1. Sense of Place--What unique attributes set you apart from other towns? It started in the revitalization of downtowns and has spread to arts and recreational assets. Trails, agri-tourism, recreational land, bird watching and other non-traditional assets are becoming increasingly important in developing a special sense of place for a community.

2. Green—Alternative energy such as wind, solar, ethanol and biodiesel are changing communities and creating some very unique new opportunities. Green products and buildings are gaining in usage. Branding examples like Bio Town, IN are leading edge.

3. Art Meccas—Emerging art towns that are actively recruiting in artists who want to own their own studio/house, which an amazingly small number of artists are able to do in larger cities. Paducah, KY is the best example but much smaller towns are emerging (e.g. Cordell, OK and Palestine, IL).

4. Third Coast—Led by “halfbackers” who moved to a coastal state but because of rising costs, congestion and other headaches are moving half-way back home. Draw a line from ID down to AZ and across to NC. These states/regions along this line have some unique opportunities to take advantage of this trend.

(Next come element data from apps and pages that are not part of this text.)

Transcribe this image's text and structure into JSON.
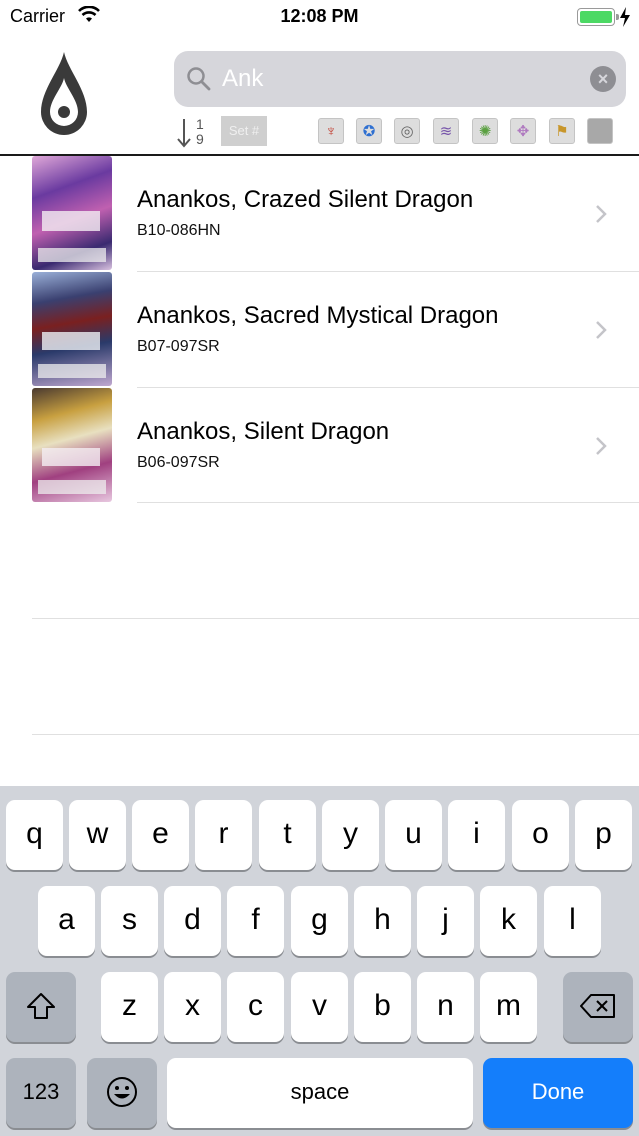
{
  "status_bar": {
    "carrier": "Carrier",
    "time": "12:08 PM",
    "battery_color": "#4cd964"
  },
  "header": {
    "logo_icon": "drop-logo-icon",
    "search": {
      "value": "Ank",
      "search_icon": "search-icon",
      "clear_icon": "clear-circle-icon"
    },
    "sort": {
      "top_digit": "1",
      "bottom_digit": "9",
      "icon": "sort-down-arrow-icon"
    },
    "set_button_label": "Set #",
    "filters": [
      {
        "icon": "red-faction-icon",
        "color": "#c0392b"
      },
      {
        "icon": "blue-faction-icon",
        "color": "#2e6fd1"
      },
      {
        "icon": "white-faction-icon",
        "color": "#777777"
      },
      {
        "icon": "black-faction-icon",
        "color": "#7755aa"
      },
      {
        "icon": "green-faction-icon",
        "color": "#5aa040"
      },
      {
        "icon": "purple-faction-icon",
        "color": "#b07ac0"
      },
      {
        "icon": "yellow-faction-icon",
        "color": "#c8962a"
      },
      {
        "icon": "colorless-faction-icon",
        "color": "#9a9a9a"
      }
    ]
  },
  "results": [
    {
      "name": "Anankos, Crazed Silent Dragon",
      "code": "B10-086HN"
    },
    {
      "name": "Anankos, Sacred Mystical Dragon",
      "code": "B07-097SR"
    },
    {
      "name": "Anankos, Silent Dragon",
      "code": "B06-097SR"
    }
  ],
  "keyboard": {
    "row1": [
      "q",
      "w",
      "e",
      "r",
      "t",
      "y",
      "u",
      "i",
      "o",
      "p"
    ],
    "row2": [
      "a",
      "s",
      "d",
      "f",
      "g",
      "h",
      "j",
      "k",
      "l"
    ],
    "row3": [
      "z",
      "x",
      "c",
      "v",
      "b",
      "n",
      "m"
    ],
    "shift_icon": "shift-icon",
    "delete_icon": "delete-icon",
    "numbers_label": "123",
    "emoji_icon": "emoji-icon",
    "space_label": "space",
    "done_label": "Done"
  }
}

5. Non-PMS Entrepreneurs—The traditional “Pale, Male & Stale” entrepreneur is being supplanted by females, minorities, immigrants and others. This trend will explode with the millennial generation, the most entrepreneurial generation in the history of the USA.

6. Taste of Place—People are beginning to value the place through its products, mostly food related. It started with wine but is spreading to cheese, honey, maple syrup, olive oil and other products.

7. Labor Shortage—Quickly developing into a major impediment in many rural towns. Some are starting to tap into their “brain banks” of former residents to solve.

8. Angel Investor Networks—Growing from only 20 to over 250 in the last 10 years, these generally regional initiatives are growing in importance. States like WI and IA have incentivated with investment tax credits, which more states will follow.

9. Local—The spinach scare followed by the green onion debacle at Taco Bell’s in 2006 is causing people to reevaluate their food sources. Local production is going to be increasingly prized.

10. Regionalism—As the world becomes smaller, the political boundaries of the 18th Century become less important. Visionary leaders are embracing the concept of regionalism to enhance the opportunities for their citizens.


PaintedHandFarm said...

Number 5 is a riot! I love the "Pale, Male & Stale" comment.

John said...

Hi, Jack. Great post! I'm making the rounds, letting people know about our website, smallwander.com, which connects small town gems with travelers seeking small town experiences. Let me know if you had any comments.